Brownstein explained how the three types of satellites connect with a United Nations institution, the International Methane Emissions Observatory (IMEO), which serves as a clearinghouse for emissions data.  

“It really brings daylight to the problem. Where is it happening, why is it happening, how much? And that should be a tool then in the toolbox to bring [methane emissions] down,” he said.

Pacsi described Chevron’s efforts to manage its methane emissions through three distinct sets of actions.

“One is on facility design. That’s putting in equipment to actually capture the methane gas in the field and use it for something productive, be it sales, on-site energy use, those sorts of things. And there’s a variety of different known technologies for doing that… The second is operating practices. [That is] actually how you manage a site from day to day with a methane-minimization mindset,” he remarked.

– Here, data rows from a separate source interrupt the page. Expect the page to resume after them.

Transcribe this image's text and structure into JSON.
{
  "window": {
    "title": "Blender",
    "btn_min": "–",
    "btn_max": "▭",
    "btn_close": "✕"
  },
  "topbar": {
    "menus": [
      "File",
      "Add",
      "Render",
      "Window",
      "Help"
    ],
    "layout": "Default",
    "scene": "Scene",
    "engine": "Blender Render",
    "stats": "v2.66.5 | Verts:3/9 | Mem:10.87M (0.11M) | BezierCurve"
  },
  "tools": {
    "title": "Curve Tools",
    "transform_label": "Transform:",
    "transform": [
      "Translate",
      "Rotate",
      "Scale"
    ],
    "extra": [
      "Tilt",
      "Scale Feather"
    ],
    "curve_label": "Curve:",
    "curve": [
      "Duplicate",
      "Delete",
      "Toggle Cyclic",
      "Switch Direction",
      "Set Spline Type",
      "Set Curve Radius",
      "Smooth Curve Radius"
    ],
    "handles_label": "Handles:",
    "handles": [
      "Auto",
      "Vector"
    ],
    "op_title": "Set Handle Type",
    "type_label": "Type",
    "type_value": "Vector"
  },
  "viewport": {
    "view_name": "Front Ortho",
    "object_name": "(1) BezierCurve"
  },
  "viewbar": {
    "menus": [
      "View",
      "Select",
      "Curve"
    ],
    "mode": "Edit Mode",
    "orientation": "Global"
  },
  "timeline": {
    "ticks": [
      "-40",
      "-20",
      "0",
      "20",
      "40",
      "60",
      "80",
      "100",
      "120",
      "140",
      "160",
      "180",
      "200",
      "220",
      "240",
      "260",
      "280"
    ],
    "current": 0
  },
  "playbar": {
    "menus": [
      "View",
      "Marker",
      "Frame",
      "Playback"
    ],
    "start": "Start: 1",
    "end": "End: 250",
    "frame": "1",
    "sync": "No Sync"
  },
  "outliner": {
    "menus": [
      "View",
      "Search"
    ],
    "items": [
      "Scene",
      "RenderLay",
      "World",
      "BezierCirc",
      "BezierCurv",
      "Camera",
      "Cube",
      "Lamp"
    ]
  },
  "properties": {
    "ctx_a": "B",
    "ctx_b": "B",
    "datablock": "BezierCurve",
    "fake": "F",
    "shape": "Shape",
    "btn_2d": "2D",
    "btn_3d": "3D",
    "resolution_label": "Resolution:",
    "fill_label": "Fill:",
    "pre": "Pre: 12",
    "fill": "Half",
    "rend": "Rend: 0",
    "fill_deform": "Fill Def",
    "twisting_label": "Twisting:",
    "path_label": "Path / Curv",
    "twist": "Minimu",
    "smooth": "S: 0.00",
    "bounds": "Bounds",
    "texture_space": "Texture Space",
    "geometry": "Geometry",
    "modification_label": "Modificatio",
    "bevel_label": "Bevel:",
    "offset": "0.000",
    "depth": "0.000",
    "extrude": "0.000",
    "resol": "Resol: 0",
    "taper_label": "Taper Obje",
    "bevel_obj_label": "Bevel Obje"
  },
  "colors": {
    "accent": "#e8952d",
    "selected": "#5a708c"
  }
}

“The third is using advanced technology, and I think that’s been the area that’s been the most interesting from a technology development standpoint. When I think back five years ago or so about the options that we had for trying to detect and measure emissions, it was really a lot of handheld technologies, very manual, very labor-intensive operators going around from valve to valve and site to site looking for emissions. What’s happened over the last five years is concerted technology development to get better tools both by industry and groups like the Department of Energy.”

Freeman expressed optimism about current efforts to monitor and mitigate methane emissions.

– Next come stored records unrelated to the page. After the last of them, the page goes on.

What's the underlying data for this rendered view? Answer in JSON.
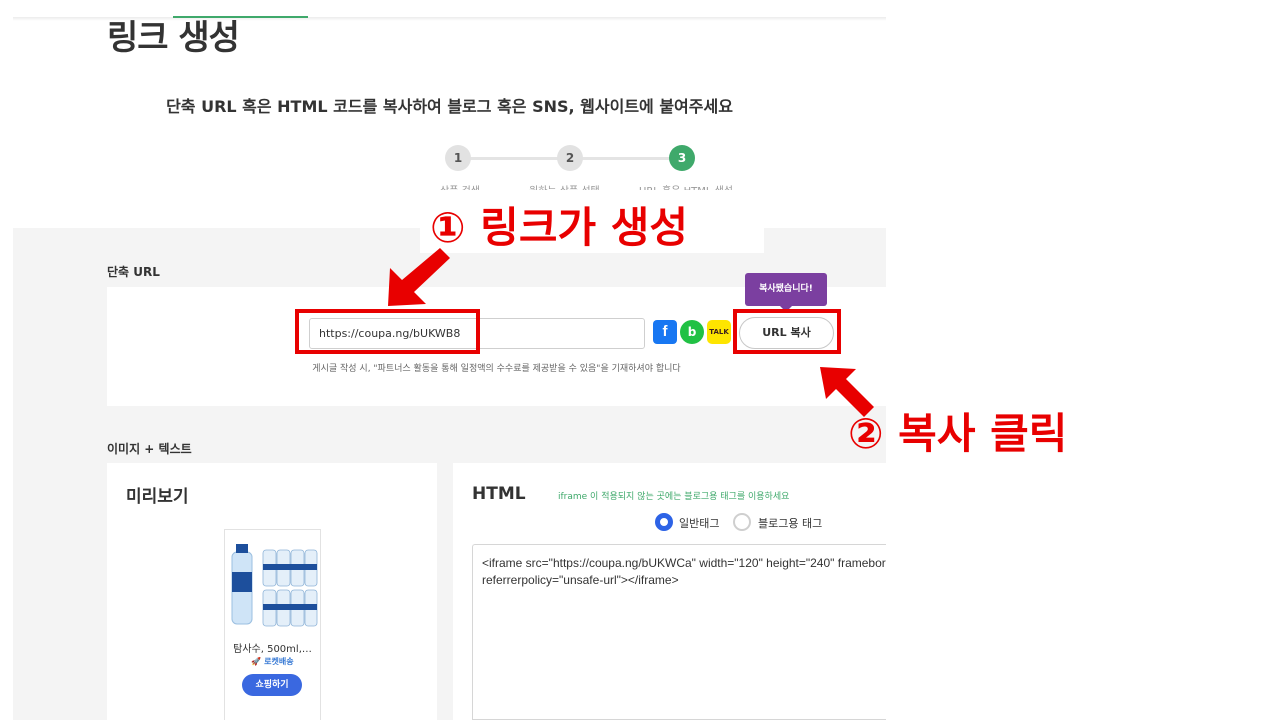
{
  "header": {
    "title": "링크 생성",
    "subtitle": "단축 URL 혹은 HTML 코드를 복사하여 블로그 혹은 SNS, 웹사이트에 붙여주세요"
  },
  "steps": [
    {
      "number": "1",
      "label": "상품 검색"
    },
    {
      "number": "2",
      "label": "원하는 상품 선택"
    },
    {
      "number": "3",
      "label": "URL 혹은 HTML 생성"
    }
  ],
  "short_url": {
    "section_label": "단축 URL",
    "value": "https://coupa.ng/bUKWB8",
    "copy_button": "URL 복사",
    "tooltip": "복사됐습니다!",
    "notice": "게시글 작성 시, \"파트너스 활동을 통해 일정액의 수수료를 제공받을 수 있음\"을 기재하셔야 합니다",
    "share_icons": [
      "facebook-icon",
      "band-icon",
      "kakaotalk-icon"
    ],
    "kakao_text": "TALK",
    "band_text": "b",
    "facebook_text": "f"
  },
  "image_text": {
    "section_label": "이미지 + 텍스트",
    "preview_title": "미리보기",
    "product_name": "탐사수, 500ml,…",
    "rocket_label": "로켓배송",
    "shop_button": "쇼핑하기",
    "html_title": "HTML",
    "iframe_note": "iframe 이 적용되지 않는 곳에는 블로그용 태그를 이용하세요",
    "radio_options": [
      {
        "label": "일반태그",
        "selected": true
      },
      {
        "label": "블로그용 태그",
        "selected": false
      }
    ],
    "code_line1": "<iframe src=\"https://coupa.ng/bUKWCa\" width=\"120\" height=\"240\" framebor",
    "code_line2": "referrerpolicy=\"unsafe-url\"></iframe>"
  },
  "annotations": {
    "step1": "① 링크가 생성",
    "step2": "② 복사 클릭",
    "color": "#e80000"
  },
  "colors": {
    "accent_green": "#3fa96b",
    "tooltip_purple": "#7b3fa0",
    "radio_blue": "#2d63e6",
    "shop_blue": "#3a68e0"
  }
}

“I think we’re on our way to continuous emissions monitoring. You’ve got the ability to detect these giant plumes that we never could detect before that are venting vast amounts of methane into the atmosphere with really terrible consequences.

And you can address this,” she said. “You can actually make progress so you can feel like you’re actually able to control this and make a contribution to improving or slowing climate change. So, there’s real promise here.”

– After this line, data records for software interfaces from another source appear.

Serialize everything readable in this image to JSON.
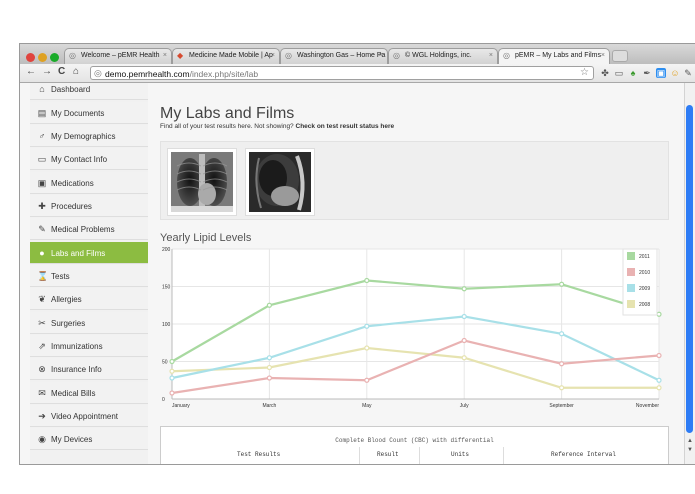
{
  "browser": {
    "tabs": [
      {
        "title": "Welcome – pEMR Health",
        "icon": "globe-icon"
      },
      {
        "title": "Medicine Made Mobile | Ap",
        "icon": "colored-favicon"
      },
      {
        "title": "Washington Gas – Home Pa",
        "icon": "globe-icon"
      },
      {
        "title": "© WGL Holdings, inc.",
        "icon": "globe-icon"
      },
      {
        "title": "pEMR – My Labs and Films",
        "icon": "globe-icon"
      }
    ],
    "url": "demo.pemrhealth.com/index.php/site/lab",
    "url_host": "demo.pemrhealth.com",
    "url_path": "/index.php/site/lab",
    "back_glyph": "←",
    "forward_glyph": "→",
    "reload_glyph": "C",
    "home_glyph": "⌂",
    "star_glyph": "☆",
    "close_glyph": "×",
    "scroll_up_glyph": "▲",
    "scroll_down_glyph": "▼"
  },
  "sidebar": {
    "items": [
      {
        "label": "Dashboard",
        "icon": "home-icon",
        "glyph": "⌂",
        "active": false
      },
      {
        "label": "My Documents",
        "icon": "document-icon",
        "glyph": "▤",
        "active": false
      },
      {
        "label": "My Demographics",
        "icon": "gender-icon",
        "glyph": "♂",
        "active": false
      },
      {
        "label": "My Contact Info",
        "icon": "contact-card-icon",
        "glyph": "▭",
        "active": false
      },
      {
        "label": "Medications",
        "icon": "medication-icon",
        "glyph": "▣",
        "active": false
      },
      {
        "label": "Procedures",
        "icon": "plus-icon",
        "glyph": "✚",
        "active": false
      },
      {
        "label": "Medical Problems",
        "icon": "bandage-icon",
        "glyph": "✎",
        "active": false
      },
      {
        "label": "Labs and Films",
        "icon": "labs-icon",
        "glyph": "●",
        "active": true
      },
      {
        "label": "Tests",
        "icon": "hourglass-icon",
        "glyph": "⌛",
        "active": false
      },
      {
        "label": "Allergies",
        "icon": "allergy-icon",
        "glyph": "❦",
        "active": false
      },
      {
        "label": "Surgeries",
        "icon": "scissors-icon",
        "glyph": "✂",
        "active": false
      },
      {
        "label": "Immunizations",
        "icon": "syringe-icon",
        "glyph": "⇗",
        "active": false
      },
      {
        "label": "Insurance Info",
        "icon": "insurance-icon",
        "glyph": "⊗",
        "active": false
      },
      {
        "label": "Medical Bills",
        "icon": "bill-icon",
        "glyph": "✉",
        "active": false
      },
      {
        "label": "Video Appointment",
        "icon": "arrow-right-icon",
        "glyph": "➔",
        "active": false
      },
      {
        "label": "My Devices",
        "icon": "devices-icon",
        "glyph": "◉",
        "active": false
      }
    ]
  },
  "page": {
    "title": "My Labs and Films",
    "subtitle_prefix": "Find all of your test results here. Not showing?",
    "subtitle_link": "Check on test result status here"
  },
  "films": [
    {
      "name": "chest-xray-frontal",
      "kind": "frontal"
    },
    {
      "name": "chest-xray-lateral",
      "kind": "lateral"
    }
  ],
  "lipids_title": "Yearly Lipid Levels",
  "chart_data": {
    "type": "line",
    "title": "Yearly Lipid Levels",
    "x": [
      "January",
      "March",
      "May",
      "July",
      "September",
      "November"
    ],
    "ylim": [
      0,
      200
    ],
    "yticks": [
      0,
      50,
      100,
      150,
      200
    ],
    "grid": true,
    "legend_position": "top-right",
    "series": [
      {
        "name": "2011",
        "color": "#a8d9a0",
        "values": [
          50,
          125,
          158,
          147,
          153,
          113
        ]
      },
      {
        "name": "2010",
        "color": "#e9b2b2",
        "values": [
          8,
          28,
          25,
          78,
          47,
          58
        ]
      },
      {
        "name": "2009",
        "color": "#a8e0e8",
        "values": [
          28,
          55,
          97,
          110,
          87,
          25
        ]
      },
      {
        "name": "2008",
        "color": "#e6e3b0",
        "values": [
          37,
          42,
          68,
          55,
          15,
          15
        ]
      }
    ]
  },
  "cbc": {
    "title": "Complete Blood Count (CBC) with differential",
    "columns": [
      "Test Results",
      "Result",
      "Units",
      "Reference Interval"
    ]
  },
  "colors": {
    "accent": "#8cbc41",
    "scroll_thumb": "#2d7cf5"
  }
}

Freeman also lauded international efforts like the Global Methane Pledge, involving 155 countries that have committed to reducing their collective emissions globally by 30 percent below 2020 levels by 2030, and the commitment made by 50 national oil and gas producers at COP 28 to set 2050 net-zero targets for scope one and two emissions.  

“These commitments could be extremely meaningful because the [oil and gas] industry produces a huge amount of methane,” she stated. “If you put together industry initiatives with the regulatory initiatives and with [recent advancements in] the science and technology, you have something really significant.”

Freeman said industry players have real incentives to reduce emissions.

“It’s now table stakes for the oil and gas industry to say, ‘we’re going to take care of our own methane leaks that we control… because we’re trying to make the argument that natural gas is a bridge fuel to the future. So, we have to do something positive about controlling our own emissions,’” she remarked. “The lesson is you can sometimes get alignment with government policy, with at least some of industry, if not all of industry, that wants to row in your direction.”

The panel concluded with a brief Q-and-A session, with questions ranging from the impacts associated with aging infrastructure to international cooperation.

The discussion was one of several Climate Action Week events at Harvard, which convened hundreds of experts who explored ideas to further reduce emissions and advance adaptation strategies that are politically viable, economically desirable, easily scalable, and durable for the short-, medium-, and long-term.